WHAT YOU WILL DO: The answer must be every line below that contains the string "blob".

Data about app and page elements
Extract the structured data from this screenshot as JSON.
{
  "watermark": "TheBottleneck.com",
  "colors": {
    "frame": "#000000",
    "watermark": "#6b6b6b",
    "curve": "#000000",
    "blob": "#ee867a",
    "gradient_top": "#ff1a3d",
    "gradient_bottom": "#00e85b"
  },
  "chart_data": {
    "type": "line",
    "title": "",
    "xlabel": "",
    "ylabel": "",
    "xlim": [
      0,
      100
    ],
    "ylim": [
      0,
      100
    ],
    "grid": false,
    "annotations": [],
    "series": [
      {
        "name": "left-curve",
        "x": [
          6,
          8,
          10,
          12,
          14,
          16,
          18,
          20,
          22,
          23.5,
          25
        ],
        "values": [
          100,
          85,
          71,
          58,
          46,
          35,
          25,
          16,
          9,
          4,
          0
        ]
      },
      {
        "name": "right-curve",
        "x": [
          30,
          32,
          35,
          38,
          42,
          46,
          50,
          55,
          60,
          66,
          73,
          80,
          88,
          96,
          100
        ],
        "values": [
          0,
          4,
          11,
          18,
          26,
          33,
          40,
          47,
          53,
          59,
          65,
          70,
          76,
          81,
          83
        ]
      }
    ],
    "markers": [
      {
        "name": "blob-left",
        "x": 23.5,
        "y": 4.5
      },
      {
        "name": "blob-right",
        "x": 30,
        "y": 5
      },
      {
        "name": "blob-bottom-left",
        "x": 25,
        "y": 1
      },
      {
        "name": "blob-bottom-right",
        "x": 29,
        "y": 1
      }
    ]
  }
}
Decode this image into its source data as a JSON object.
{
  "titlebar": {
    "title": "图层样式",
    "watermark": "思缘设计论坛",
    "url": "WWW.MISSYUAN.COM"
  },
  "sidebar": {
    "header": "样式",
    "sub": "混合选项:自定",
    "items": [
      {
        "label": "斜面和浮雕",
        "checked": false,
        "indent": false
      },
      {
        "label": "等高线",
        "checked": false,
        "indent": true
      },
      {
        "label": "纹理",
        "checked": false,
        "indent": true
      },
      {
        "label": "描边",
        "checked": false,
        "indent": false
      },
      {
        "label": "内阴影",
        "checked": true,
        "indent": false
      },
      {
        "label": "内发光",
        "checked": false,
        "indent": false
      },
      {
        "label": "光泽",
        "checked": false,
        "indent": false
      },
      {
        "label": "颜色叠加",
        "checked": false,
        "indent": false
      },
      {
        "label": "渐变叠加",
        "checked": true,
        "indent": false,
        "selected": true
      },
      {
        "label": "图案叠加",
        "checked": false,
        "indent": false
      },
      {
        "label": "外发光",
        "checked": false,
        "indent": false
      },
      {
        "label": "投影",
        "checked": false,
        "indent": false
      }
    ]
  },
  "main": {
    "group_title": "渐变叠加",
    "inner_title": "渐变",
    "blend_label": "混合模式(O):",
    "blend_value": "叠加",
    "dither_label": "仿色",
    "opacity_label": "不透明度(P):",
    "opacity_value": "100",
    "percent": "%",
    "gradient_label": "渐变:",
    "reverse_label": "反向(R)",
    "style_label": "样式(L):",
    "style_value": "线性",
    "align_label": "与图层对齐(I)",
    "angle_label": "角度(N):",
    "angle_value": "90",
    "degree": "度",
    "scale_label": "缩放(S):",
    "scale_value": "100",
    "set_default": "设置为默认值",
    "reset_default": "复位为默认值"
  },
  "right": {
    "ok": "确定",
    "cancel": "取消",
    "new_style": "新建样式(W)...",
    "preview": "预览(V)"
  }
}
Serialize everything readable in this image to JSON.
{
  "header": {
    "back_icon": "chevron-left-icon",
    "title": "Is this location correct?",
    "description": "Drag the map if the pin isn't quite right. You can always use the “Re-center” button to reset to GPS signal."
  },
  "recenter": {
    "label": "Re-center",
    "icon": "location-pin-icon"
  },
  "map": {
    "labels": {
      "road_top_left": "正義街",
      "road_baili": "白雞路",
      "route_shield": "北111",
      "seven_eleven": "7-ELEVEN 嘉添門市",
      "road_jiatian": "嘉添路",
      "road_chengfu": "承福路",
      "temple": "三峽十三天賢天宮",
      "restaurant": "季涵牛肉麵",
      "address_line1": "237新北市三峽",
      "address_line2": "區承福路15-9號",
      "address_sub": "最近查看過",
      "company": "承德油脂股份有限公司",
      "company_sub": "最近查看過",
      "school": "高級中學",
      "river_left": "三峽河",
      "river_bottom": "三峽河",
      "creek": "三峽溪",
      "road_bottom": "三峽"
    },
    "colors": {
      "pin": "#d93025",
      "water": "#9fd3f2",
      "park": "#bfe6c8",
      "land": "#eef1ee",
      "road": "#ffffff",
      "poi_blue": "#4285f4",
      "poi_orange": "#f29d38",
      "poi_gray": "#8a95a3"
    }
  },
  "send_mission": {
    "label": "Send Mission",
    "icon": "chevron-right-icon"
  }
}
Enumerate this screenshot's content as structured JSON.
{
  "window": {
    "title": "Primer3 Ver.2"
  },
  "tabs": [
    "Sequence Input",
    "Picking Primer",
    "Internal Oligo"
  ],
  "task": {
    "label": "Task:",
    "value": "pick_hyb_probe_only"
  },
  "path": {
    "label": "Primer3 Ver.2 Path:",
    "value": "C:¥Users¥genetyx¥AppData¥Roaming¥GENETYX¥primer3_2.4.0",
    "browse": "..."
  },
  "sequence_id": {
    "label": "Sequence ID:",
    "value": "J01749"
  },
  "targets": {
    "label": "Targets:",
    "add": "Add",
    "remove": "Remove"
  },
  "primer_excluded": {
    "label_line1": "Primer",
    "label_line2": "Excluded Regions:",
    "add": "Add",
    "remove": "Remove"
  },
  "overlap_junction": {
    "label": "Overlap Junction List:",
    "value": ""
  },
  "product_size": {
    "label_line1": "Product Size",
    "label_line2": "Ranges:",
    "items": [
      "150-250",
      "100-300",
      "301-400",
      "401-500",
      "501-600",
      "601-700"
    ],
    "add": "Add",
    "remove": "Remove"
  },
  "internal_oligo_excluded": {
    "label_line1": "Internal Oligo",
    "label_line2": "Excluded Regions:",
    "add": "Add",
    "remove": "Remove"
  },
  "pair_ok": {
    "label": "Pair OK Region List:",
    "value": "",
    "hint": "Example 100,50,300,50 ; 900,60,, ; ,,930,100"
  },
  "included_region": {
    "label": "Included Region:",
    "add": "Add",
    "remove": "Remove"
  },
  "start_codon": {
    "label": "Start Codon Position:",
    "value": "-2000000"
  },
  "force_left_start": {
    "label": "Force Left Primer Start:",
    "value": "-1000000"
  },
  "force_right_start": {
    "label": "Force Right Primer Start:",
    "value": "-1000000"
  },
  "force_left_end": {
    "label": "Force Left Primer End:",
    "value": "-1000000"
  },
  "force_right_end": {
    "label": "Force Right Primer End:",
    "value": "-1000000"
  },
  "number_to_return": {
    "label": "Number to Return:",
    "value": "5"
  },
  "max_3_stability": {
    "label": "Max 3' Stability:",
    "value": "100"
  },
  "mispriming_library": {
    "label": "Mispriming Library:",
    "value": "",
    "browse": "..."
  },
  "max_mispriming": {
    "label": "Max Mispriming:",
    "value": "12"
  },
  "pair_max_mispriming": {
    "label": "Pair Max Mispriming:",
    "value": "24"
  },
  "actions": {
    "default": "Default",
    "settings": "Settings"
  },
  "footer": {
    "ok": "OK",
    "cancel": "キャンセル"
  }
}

SOLUTION FOR THIS EXERCISE:
    "blob": "#ee867a",
        "name": "blob-left",
        "name": "blob-right",
        "name": "blob-bottom-left",
        "name": "blob-bottom-right",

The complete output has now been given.